Given records>
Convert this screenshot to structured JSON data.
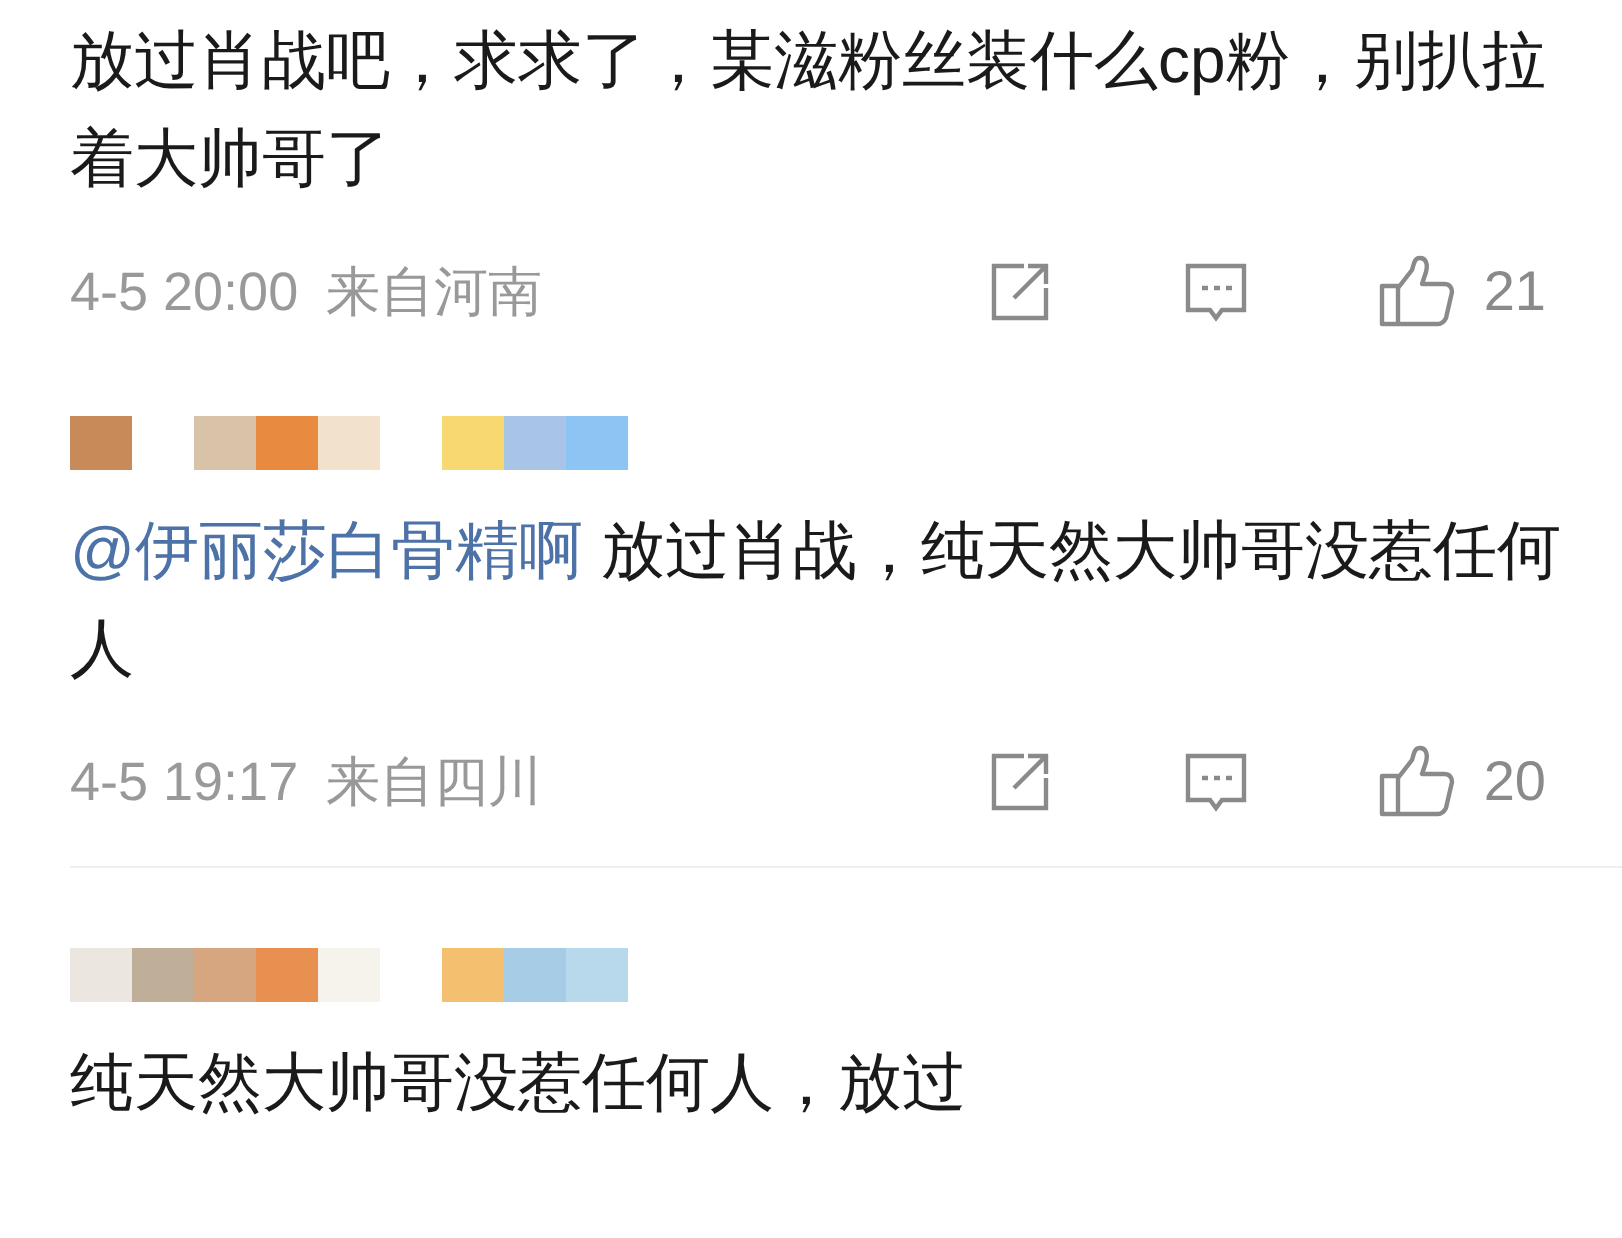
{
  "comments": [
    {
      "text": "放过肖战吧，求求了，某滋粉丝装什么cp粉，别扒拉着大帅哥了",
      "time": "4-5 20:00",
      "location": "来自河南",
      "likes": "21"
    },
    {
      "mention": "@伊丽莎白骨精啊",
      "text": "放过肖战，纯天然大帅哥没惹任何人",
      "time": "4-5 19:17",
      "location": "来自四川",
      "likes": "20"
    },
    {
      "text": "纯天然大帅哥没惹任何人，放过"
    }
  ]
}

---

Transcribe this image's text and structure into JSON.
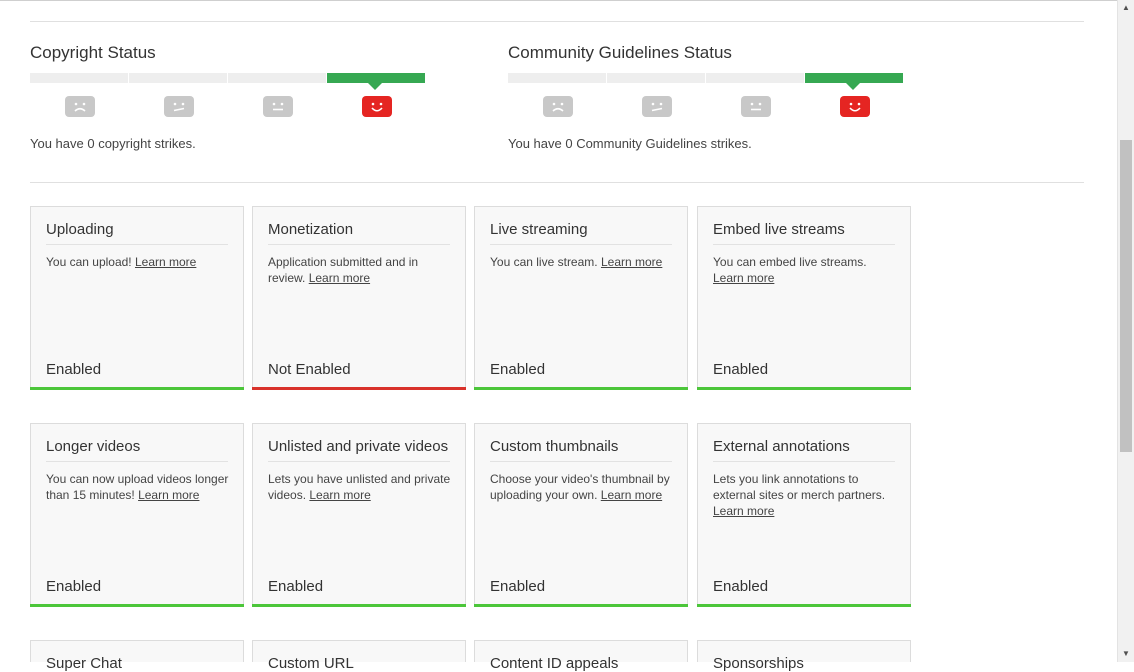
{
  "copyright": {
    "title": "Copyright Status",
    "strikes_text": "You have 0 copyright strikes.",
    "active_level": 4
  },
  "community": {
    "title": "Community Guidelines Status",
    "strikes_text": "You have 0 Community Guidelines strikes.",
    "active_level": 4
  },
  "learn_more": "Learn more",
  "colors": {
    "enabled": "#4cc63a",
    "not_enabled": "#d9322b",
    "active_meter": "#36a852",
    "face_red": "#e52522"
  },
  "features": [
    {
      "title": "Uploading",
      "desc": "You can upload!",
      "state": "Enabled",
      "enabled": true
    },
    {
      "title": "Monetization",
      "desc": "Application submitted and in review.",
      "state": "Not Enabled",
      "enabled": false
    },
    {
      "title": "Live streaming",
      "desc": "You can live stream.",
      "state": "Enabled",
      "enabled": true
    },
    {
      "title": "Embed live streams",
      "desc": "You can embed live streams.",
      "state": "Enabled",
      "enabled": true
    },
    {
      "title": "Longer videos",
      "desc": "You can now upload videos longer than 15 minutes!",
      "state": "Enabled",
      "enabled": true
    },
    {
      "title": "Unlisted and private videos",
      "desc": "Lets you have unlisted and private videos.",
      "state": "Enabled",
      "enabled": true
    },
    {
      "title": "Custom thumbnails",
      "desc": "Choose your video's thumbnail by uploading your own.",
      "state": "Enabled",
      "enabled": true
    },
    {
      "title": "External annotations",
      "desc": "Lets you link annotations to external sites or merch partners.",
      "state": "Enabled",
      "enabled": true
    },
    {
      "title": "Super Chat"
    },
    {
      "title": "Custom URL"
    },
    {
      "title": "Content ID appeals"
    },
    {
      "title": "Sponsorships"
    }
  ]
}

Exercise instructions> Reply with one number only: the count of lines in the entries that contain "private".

Result> 2